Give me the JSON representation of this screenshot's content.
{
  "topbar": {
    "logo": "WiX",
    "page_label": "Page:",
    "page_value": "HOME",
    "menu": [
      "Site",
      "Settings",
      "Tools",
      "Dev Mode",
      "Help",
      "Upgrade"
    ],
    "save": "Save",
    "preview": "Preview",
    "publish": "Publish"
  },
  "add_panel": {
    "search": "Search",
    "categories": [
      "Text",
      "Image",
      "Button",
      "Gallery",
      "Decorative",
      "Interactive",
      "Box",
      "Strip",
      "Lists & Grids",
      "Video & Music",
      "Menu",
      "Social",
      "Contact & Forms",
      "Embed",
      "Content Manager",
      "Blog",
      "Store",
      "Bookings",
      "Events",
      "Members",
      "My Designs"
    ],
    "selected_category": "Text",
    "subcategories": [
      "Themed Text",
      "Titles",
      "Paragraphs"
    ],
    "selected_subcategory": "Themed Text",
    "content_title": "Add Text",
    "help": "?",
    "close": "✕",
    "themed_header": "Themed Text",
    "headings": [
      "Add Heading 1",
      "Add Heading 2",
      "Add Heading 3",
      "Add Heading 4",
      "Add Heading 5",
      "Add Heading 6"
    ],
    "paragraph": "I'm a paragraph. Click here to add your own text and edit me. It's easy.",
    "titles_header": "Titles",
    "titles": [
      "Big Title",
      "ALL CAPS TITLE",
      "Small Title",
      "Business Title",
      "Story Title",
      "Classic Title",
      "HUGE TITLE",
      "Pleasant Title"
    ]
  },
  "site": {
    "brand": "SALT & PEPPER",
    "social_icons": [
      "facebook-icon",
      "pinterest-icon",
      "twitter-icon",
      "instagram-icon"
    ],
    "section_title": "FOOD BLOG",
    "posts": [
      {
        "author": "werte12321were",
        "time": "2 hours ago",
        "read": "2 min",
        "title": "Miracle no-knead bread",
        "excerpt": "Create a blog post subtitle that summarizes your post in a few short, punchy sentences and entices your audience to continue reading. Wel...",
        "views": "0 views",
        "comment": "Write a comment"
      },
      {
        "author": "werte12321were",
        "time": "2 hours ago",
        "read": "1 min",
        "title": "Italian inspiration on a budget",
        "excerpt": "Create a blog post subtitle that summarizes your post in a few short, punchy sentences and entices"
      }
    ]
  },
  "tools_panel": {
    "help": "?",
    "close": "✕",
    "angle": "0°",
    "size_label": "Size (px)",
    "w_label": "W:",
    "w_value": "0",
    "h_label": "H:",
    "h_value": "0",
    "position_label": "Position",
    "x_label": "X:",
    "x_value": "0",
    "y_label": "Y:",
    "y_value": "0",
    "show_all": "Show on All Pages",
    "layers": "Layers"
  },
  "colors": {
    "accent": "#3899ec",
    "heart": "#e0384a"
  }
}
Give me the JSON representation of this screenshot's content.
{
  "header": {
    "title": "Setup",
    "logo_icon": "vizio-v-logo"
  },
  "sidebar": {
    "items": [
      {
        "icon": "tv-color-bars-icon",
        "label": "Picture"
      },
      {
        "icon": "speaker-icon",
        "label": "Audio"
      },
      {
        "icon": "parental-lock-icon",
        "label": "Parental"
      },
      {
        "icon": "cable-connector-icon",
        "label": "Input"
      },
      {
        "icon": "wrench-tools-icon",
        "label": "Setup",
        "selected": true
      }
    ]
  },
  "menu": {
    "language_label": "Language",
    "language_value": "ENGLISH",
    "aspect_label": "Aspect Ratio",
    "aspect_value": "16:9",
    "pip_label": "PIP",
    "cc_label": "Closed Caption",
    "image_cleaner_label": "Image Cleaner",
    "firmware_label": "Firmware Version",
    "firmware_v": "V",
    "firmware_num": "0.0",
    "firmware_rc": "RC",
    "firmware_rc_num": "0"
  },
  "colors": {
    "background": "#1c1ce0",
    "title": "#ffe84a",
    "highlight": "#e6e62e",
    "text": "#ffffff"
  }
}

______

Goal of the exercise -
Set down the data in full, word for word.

Problem solution -
Give me the JSON representation of this screenshot's content.
{
  "topbar": {
    "logo": "WiX",
    "page_label": "Page:",
    "page_value": "HOME",
    "menu": [
      "Site",
      "Settings",
      "Tools",
      "Dev Mode",
      "Help",
      "Upgrade"
    ],
    "save": "Save",
    "preview": "Preview",
    "publish": "Publish"
  },
  "add_panel": {
    "search": "Search",
    "categories": [
      "Text",
      "Image",
      "Button",
      "Gallery",
      "Decorative",
      "Interactive",
      "Box",
      "Strip",
      "Lists & Grids",
      "Video & Music",
      "Menu",
      "Social",
      "Contact & Forms",
      "Embed",
      "Content Manager",
      "Blog",
      "Store",
      "Bookings",
      "Events",
      "Members",
      "My Designs"
    ],
    "selected_category": "Text",
    "subcategories": [
      "Themed Text",
      "Titles",
      "Paragraphs"
    ],
    "selected_subcategory": "Themed Text",
    "content_title": "Add Text",
    "help": "?",
    "close": "✕",
    "themed_header": "Themed Text",
    "headings": [
      "Add Heading 1",
      "Add Heading 2",
      "Add Heading 3",
      "Add Heading 4",
      "Add Heading 5",
      "Add Heading 6"
    ],
    "paragraph": "I'm a paragraph. Click here to add your own text and edit me. It's easy.",
    "titles_header": "Titles",
    "titles": [
      "Big Title",
      "ALL CAPS TITLE",
      "Small Title",
      "Business Title",
      "Story Title",
      "Classic Title",
      "HUGE TITLE",
      "Pleasant Title"
    ]
  },
  "site": {
    "brand": "SALT & PEPPER",
    "social_icons": [
      "facebook-icon",
      "pinterest-icon",
      "twitter-icon",
      "instagram-icon"
    ],
    "section_title": "FOOD BLOG",
    "posts": [
      {
        "author": "werte12321were",
        "time": "2 hours ago",
        "read": "2 min",
        "title": "Miracle no-knead bread",
        "excerpt": "Create a blog post subtitle that summarizes your post in a few short, punchy sentences and entices your audience to continue reading. Wel...",
        "views": "0 views",
        "comment": "Write a comment"
      },
      {
        "author": "werte12321were",
        "time": "2 hours ago",
        "read": "1 min",
        "title": "Italian inspiration on a budget",
        "excerpt": "Create a blog post subtitle that summarizes your post in a few short, punchy sentences and entices"
      }
    ]
  },
  "tools_panel": {
    "help": "?",
    "close": "✕",
    "angle": "0°",
    "size_label": "Size (px)",
    "w_label": "W:",
    "w_value": "0",
    "h_label": "H:",
    "h_value": "0",
    "position_label": "Position",
    "x_label": "X:",
    "x_value": "0",
    "y_label": "Y:",
    "y_value": "0",
    "show_all": "Show on All Pages",
    "layers": "Layers"
  },
  "colors": {
    "accent": "#3899ec",
    "heart": "#e0384a"
  }
}
Give me the JSON representation of this screenshot's content.
{
  "header": {
    "title": "Setup",
    "logo_icon": "vizio-v-logo"
  },
  "sidebar": {
    "items": [
      {
        "icon": "tv-color-bars-icon",
        "label": "Picture"
      },
      {
        "icon": "speaker-icon",
        "label": "Audio"
      },
      {
        "icon": "parental-lock-icon",
        "label": "Parental"
      },
      {
        "icon": "cable-connector-icon",
        "label": "Input"
      },
      {
        "icon": "wrench-tools-icon",
        "label": "Setup",
        "selected": true
      }
    ]
  },
  "menu": {
    "language_label": "Language",
    "language_value": "ENGLISH",
    "aspect_label": "Aspect Ratio",
    "aspect_value": "16:9",
    "pip_label": "PIP",
    "cc_label": "Closed Caption",
    "image_cleaner_label": "Image Cleaner",
    "firmware_label": "Firmware Version",
    "firmware_v": "V",
    "firmware_num": "0.0",
    "firmware_rc": "RC",
    "firmware_rc_num": "0"
  },
  "colors": {
    "background": "#1c1ce0",
    "title": "#ffe84a",
    "highlight": "#e6e62e",
    "text": "#ffffff"
  }
}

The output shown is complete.